"I don't know, but it would not surprise me to see them again," Reed said, "because they put themselves in a good spot by winning against us."
The Steelers (7-5), with No. 3 quarterback Charlie Batch subbing for injured Ben Roethlisberger, showed much grit in snapping a two-game losing streak to maintain their hold on the AFC's final playoff spot.
Yet the most revealing takeaway from Sunday's outcome was what the Ravens (9-3) didn't accomplish as they had their league-best 15-game home winning streak extinguished by the last team to beat them here. In addition to failing to clinch a playoff berth, they blew the chance to inflict a major blow to the Steelers' hopes.
Fumbled a 10-point lead, too.
"It sucks to let this one go," summed up safety Bernard Pollard.
Weeks from now, this could come back to haunt the Ravens - who would be hosting the Steelers in a first-round opener if the playoffs began today.
At the moment, though, the Ravens are troubled by themselves. A week after scratching out an overtime victory at San Diego that was stamped by Ray Rice's brilliance in converting a checkdown pass on fourth-and-29, Rice didn't have a single touch in the fourth quarter of Sunday's setback.
Shouldn't there be a Maryland law against that?
Sure, the Steelers controlled the clock in the final quarter and held onto the football for the last 6 minutes, 42 seconds to set up Shaun Suisham's 42-yard field goal as time expired.
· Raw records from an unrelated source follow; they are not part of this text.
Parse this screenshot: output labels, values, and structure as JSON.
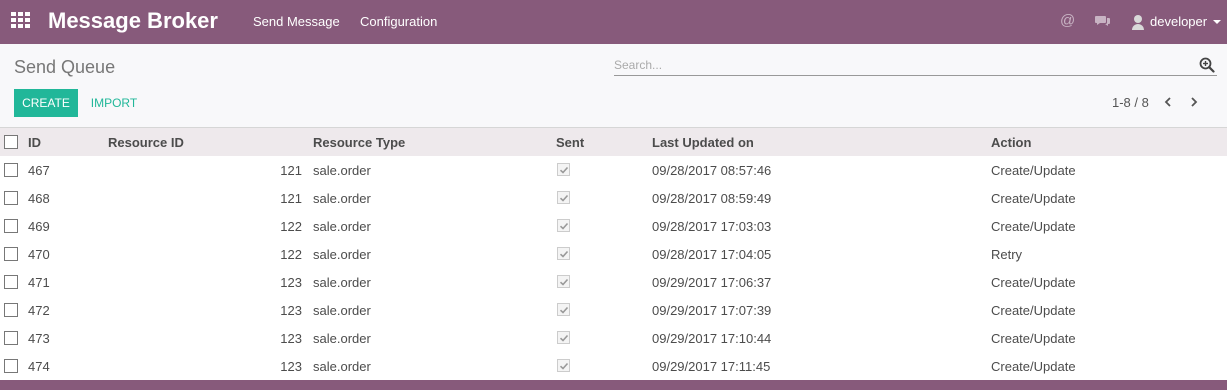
{
  "app": {
    "title": "Message Broker"
  },
  "menu": [
    {
      "label": "Send Message"
    },
    {
      "label": "Configuration"
    }
  ],
  "systray": {
    "at_symbol": "@",
    "user_name": "developer"
  },
  "breadcrumb": "Send Queue",
  "search": {
    "placeholder": "Search...",
    "value": ""
  },
  "buttons": {
    "create": "CREATE",
    "import": "IMPORT"
  },
  "pager": {
    "value": "1-8 / 8"
  },
  "table": {
    "headers": {
      "id": "ID",
      "resource_id": "Resource ID",
      "resource_type": "Resource Type",
      "sent": "Sent",
      "last_updated": "Last Updated on",
      "action": "Action"
    },
    "rows": [
      {
        "id": "467",
        "resource_id": "121",
        "resource_type": "sale.order",
        "sent": true,
        "last_updated": "09/28/2017 08:57:46",
        "action": "Create/Update"
      },
      {
        "id": "468",
        "resource_id": "121",
        "resource_type": "sale.order",
        "sent": true,
        "last_updated": "09/28/2017 08:59:49",
        "action": "Create/Update"
      },
      {
        "id": "469",
        "resource_id": "122",
        "resource_type": "sale.order",
        "sent": true,
        "last_updated": "09/28/2017 17:03:03",
        "action": "Create/Update"
      },
      {
        "id": "470",
        "resource_id": "122",
        "resource_type": "sale.order",
        "sent": true,
        "last_updated": "09/28/2017 17:04:05",
        "action": "Retry"
      },
      {
        "id": "471",
        "resource_id": "123",
        "resource_type": "sale.order",
        "sent": true,
        "last_updated": "09/29/2017 17:06:37",
        "action": "Create/Update"
      },
      {
        "id": "472",
        "resource_id": "123",
        "resource_type": "sale.order",
        "sent": true,
        "last_updated": "09/29/2017 17:07:39",
        "action": "Create/Update"
      },
      {
        "id": "473",
        "resource_id": "123",
        "resource_type": "sale.order",
        "sent": true,
        "last_updated": "09/29/2017 17:10:44",
        "action": "Create/Update"
      },
      {
        "id": "474",
        "resource_id": "123",
        "resource_type": "sale.order",
        "sent": true,
        "last_updated": "09/29/2017 17:11:45",
        "action": "Create/Update"
      }
    ]
  },
  "icons": {
    "apps": "apps-grid-icon",
    "at": "at-icon",
    "chat": "chat-icon",
    "avatar": "user-avatar-icon",
    "caret": "caret-down-icon",
    "search": "search-zoom-icon",
    "prev": "chevron-left-icon",
    "next": "chevron-right-icon",
    "check": "check-icon"
  },
  "colors": {
    "brand": "#875a7b",
    "accent": "#21b799",
    "header_row": "#eee9ec",
    "panel": "#f8f8fa"
  }
}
But on eight offensive snaps amid two full possessions and a portion of a third in the fourth quarter, Rice's number wasn't called once by offensive coordinator Cam Cameron.
"My touches go with the game flow," Rice said, diplomatically, afterward.
No, his touches can change the flow of a game.